** Data provided follows **

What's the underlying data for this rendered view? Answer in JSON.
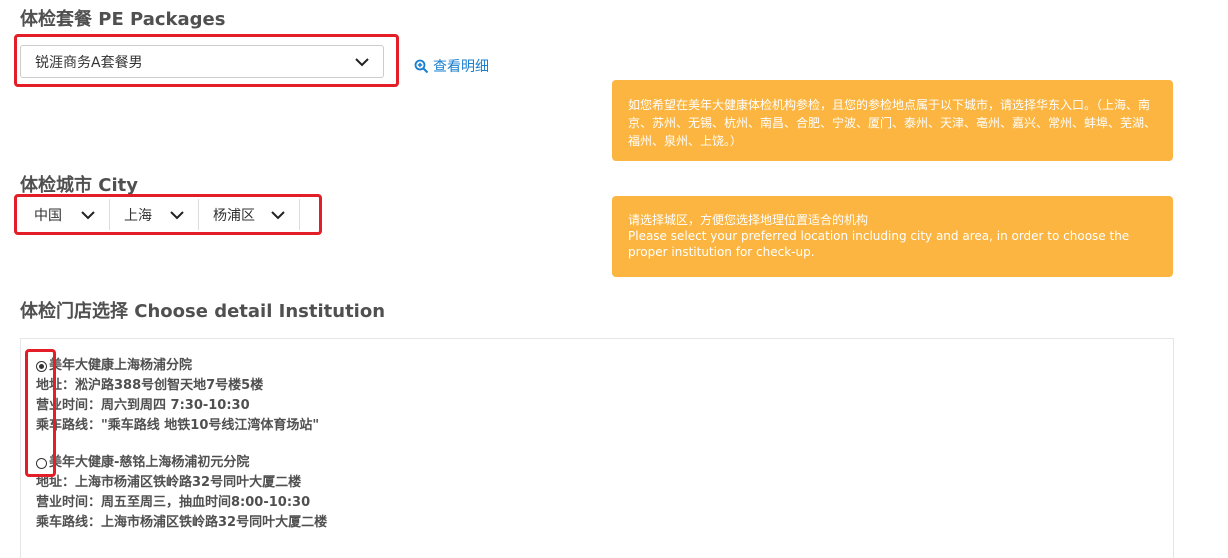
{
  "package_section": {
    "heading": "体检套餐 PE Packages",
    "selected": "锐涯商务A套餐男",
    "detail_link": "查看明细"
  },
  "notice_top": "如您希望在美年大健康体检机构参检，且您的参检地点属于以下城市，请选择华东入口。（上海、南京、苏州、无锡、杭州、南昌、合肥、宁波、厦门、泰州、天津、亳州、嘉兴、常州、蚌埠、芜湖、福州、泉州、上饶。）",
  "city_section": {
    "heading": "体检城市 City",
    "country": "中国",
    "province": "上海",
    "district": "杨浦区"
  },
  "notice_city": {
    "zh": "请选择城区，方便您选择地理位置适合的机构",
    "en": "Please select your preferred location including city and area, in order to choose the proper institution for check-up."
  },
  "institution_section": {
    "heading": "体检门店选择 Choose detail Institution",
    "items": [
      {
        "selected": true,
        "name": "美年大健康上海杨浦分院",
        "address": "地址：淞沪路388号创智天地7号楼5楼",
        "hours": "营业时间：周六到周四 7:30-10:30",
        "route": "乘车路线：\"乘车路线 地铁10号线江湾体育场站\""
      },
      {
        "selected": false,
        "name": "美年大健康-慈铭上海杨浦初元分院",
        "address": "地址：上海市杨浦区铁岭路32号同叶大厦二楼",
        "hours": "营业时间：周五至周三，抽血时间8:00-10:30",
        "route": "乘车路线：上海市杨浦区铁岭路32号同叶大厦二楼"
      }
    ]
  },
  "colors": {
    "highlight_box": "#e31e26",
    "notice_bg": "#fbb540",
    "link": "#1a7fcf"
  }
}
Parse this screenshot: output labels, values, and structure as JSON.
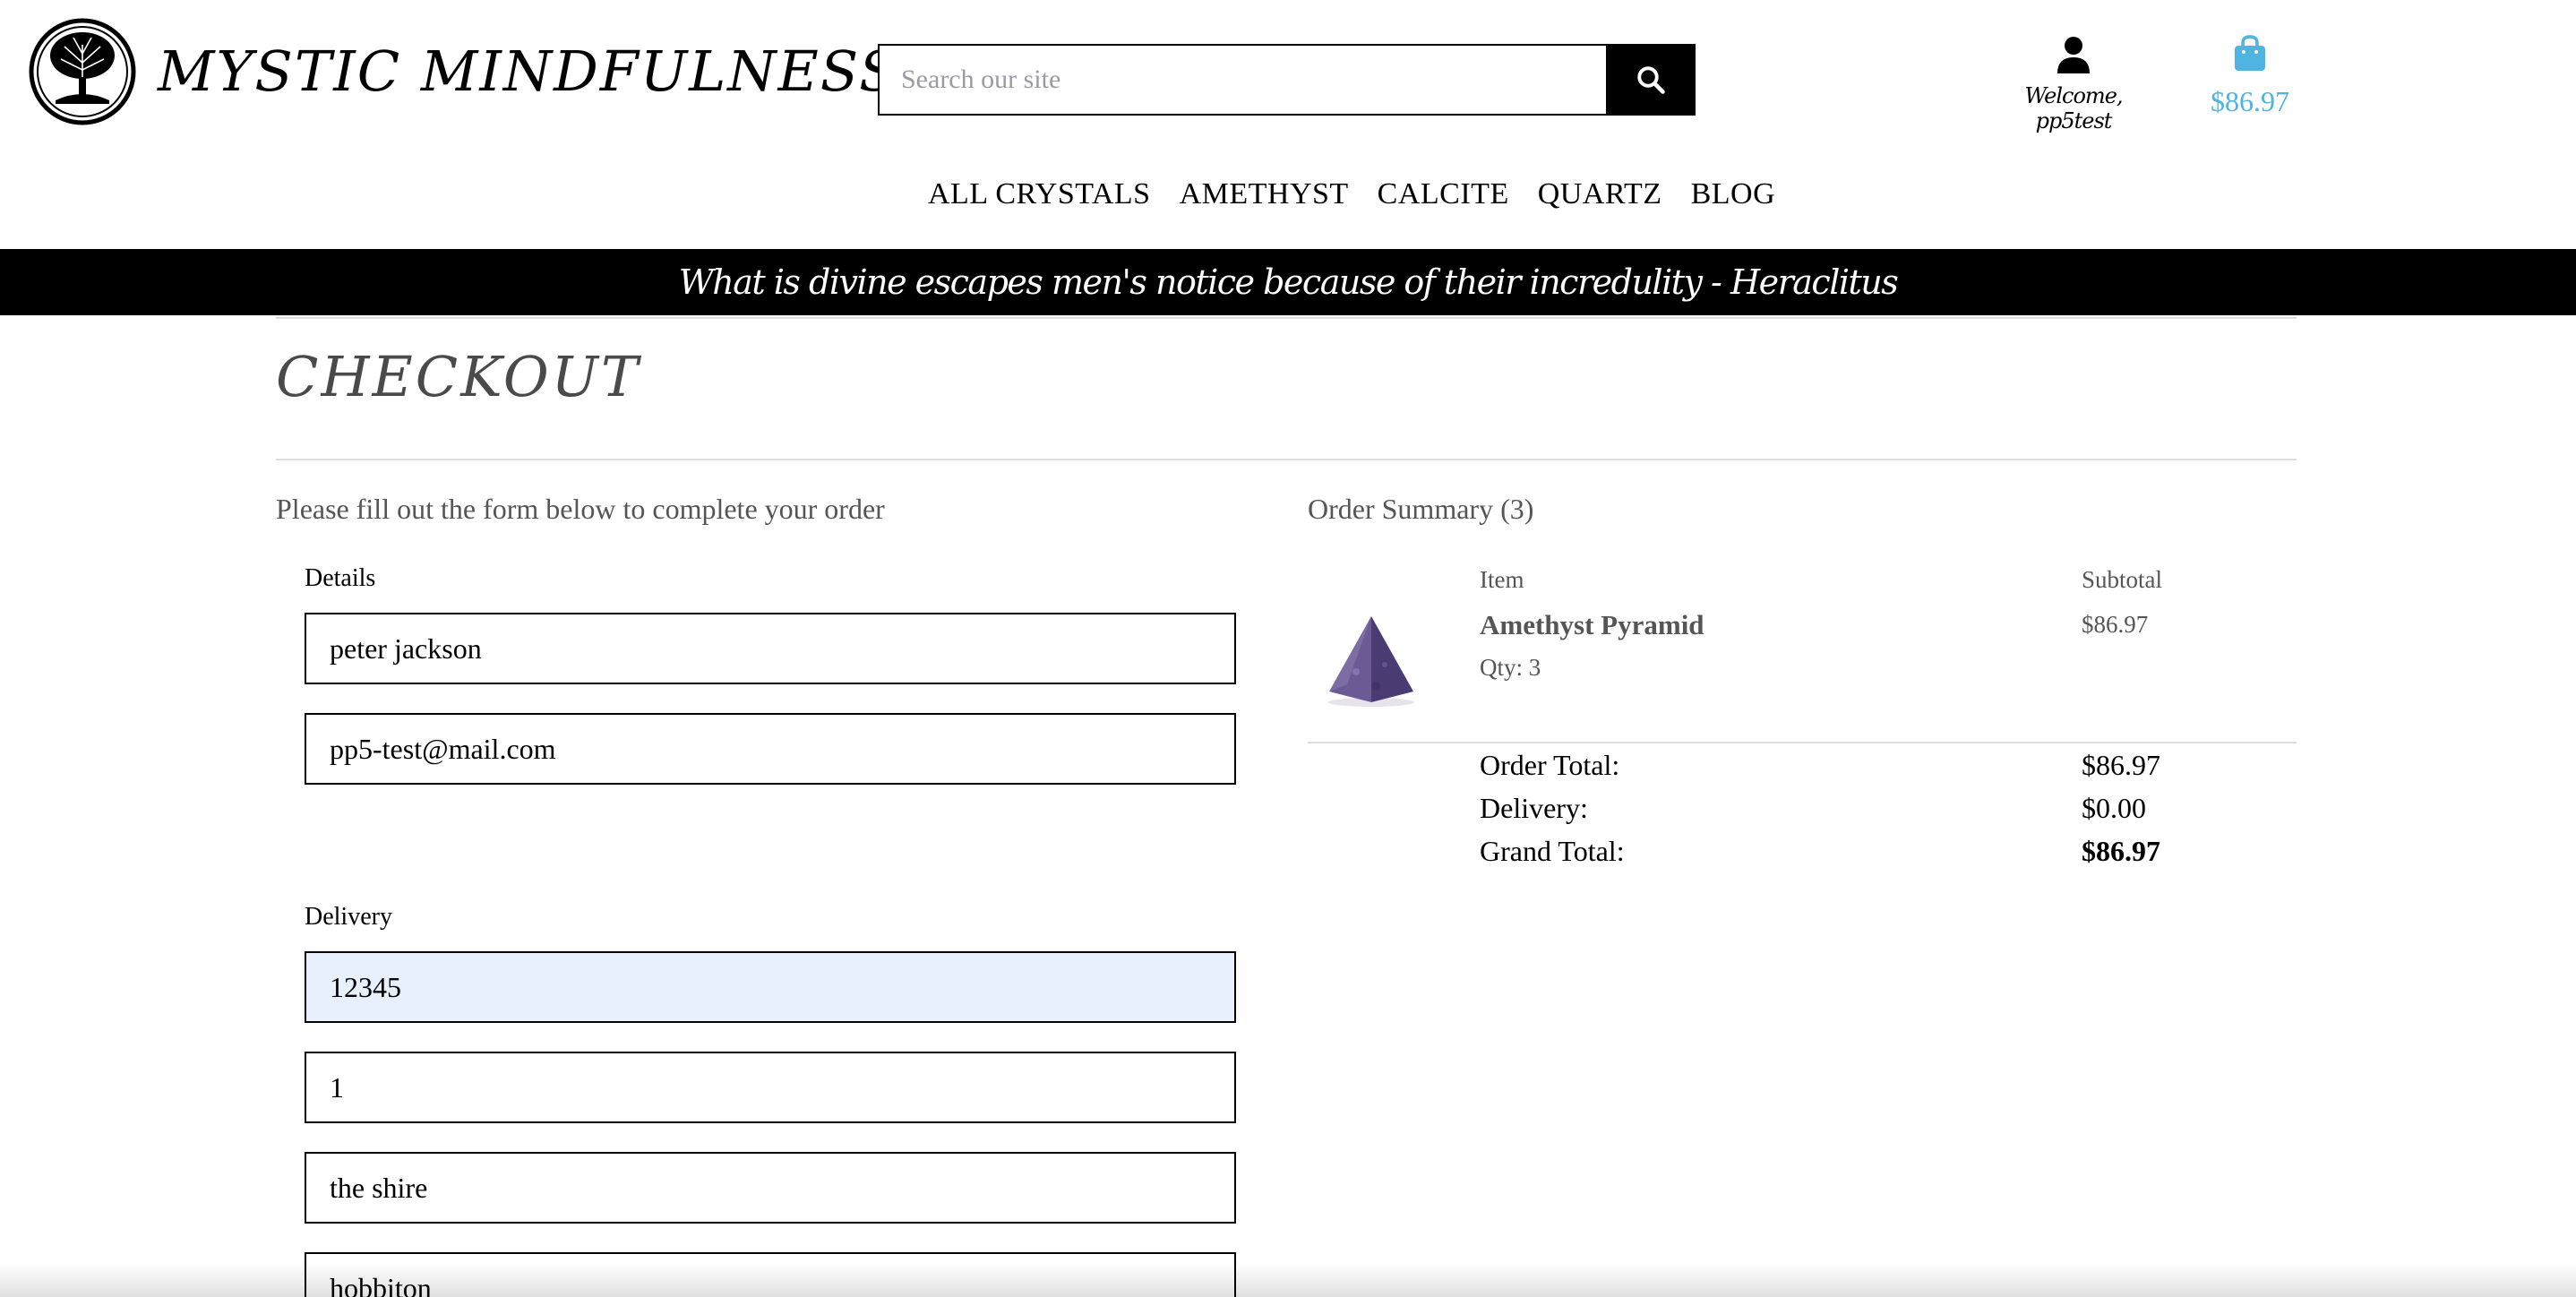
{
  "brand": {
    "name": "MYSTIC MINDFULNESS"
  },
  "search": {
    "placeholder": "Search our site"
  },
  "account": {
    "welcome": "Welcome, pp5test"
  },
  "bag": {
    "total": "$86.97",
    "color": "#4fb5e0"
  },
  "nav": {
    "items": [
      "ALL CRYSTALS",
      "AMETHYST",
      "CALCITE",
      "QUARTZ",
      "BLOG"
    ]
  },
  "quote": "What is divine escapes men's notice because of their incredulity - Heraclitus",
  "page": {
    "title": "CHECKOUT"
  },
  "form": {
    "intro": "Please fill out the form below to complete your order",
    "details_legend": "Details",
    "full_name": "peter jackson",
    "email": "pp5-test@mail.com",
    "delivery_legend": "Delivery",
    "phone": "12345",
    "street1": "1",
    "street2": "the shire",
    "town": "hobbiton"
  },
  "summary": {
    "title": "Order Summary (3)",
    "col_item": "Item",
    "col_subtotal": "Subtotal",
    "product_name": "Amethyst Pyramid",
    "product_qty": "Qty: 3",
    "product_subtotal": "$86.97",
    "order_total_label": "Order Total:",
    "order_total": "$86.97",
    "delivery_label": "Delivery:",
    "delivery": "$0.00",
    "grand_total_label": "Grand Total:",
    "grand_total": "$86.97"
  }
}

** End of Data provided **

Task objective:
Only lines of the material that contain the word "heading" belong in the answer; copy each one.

Task solution:
    "heading": "体检套餐 PE Packages",
    "heading": "体检城市 City",
    "heading": "体检门店选择 Choose detail Institution",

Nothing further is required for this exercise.